→ Data
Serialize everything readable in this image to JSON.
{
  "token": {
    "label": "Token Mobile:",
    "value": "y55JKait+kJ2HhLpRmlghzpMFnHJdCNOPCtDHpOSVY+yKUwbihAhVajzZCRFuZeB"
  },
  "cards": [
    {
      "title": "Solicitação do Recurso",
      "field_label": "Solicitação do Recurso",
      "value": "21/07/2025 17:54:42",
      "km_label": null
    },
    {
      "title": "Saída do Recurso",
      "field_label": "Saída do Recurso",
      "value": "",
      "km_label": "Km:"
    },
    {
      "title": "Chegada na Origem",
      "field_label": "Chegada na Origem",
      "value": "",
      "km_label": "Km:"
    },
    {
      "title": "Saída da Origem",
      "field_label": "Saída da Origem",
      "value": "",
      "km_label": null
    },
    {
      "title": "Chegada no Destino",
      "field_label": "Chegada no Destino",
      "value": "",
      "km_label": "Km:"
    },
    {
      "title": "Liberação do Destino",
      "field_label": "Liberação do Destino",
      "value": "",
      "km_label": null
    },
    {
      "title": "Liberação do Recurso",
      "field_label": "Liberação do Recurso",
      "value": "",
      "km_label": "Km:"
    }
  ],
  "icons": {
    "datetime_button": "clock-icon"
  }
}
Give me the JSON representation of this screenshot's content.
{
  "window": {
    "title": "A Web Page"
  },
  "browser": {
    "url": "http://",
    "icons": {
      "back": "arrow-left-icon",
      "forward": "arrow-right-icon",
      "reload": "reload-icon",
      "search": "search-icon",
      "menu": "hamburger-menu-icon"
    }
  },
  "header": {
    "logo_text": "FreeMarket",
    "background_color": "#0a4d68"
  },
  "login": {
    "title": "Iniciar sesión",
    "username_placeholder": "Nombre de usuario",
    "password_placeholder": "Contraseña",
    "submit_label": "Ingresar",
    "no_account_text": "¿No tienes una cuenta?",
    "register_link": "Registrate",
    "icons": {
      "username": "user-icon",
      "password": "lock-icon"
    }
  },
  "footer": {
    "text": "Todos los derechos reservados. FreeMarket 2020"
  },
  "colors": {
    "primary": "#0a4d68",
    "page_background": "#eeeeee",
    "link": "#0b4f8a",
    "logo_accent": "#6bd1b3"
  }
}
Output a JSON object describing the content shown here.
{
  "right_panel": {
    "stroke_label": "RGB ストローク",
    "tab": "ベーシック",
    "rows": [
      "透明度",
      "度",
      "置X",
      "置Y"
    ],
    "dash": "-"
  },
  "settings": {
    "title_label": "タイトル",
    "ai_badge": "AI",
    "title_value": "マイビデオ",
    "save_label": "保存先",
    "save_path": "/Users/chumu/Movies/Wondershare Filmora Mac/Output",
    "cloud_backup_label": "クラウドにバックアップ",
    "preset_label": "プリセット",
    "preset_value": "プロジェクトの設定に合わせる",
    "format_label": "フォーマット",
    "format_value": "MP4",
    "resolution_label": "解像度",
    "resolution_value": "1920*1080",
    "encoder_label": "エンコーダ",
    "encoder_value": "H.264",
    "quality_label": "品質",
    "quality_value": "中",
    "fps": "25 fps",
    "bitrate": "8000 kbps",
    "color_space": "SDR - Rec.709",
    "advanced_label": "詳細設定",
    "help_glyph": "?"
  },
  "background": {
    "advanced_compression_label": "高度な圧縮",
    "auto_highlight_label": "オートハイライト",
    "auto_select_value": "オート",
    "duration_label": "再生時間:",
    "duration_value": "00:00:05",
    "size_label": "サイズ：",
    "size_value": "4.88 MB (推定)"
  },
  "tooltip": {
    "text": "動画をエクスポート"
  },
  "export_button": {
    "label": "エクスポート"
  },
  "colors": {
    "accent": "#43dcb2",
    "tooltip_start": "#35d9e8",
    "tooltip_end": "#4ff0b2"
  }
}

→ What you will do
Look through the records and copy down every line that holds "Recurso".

→ Written answer
      "title": "Solicitação do Recurso",
      "field_label": "Solicitação do Recurso",
      "title": "Saída do Recurso",
      "field_label": "Saída do Recurso",
      "title": "Liberação do Recurso",
      "field_label": "Liberação do Recurso",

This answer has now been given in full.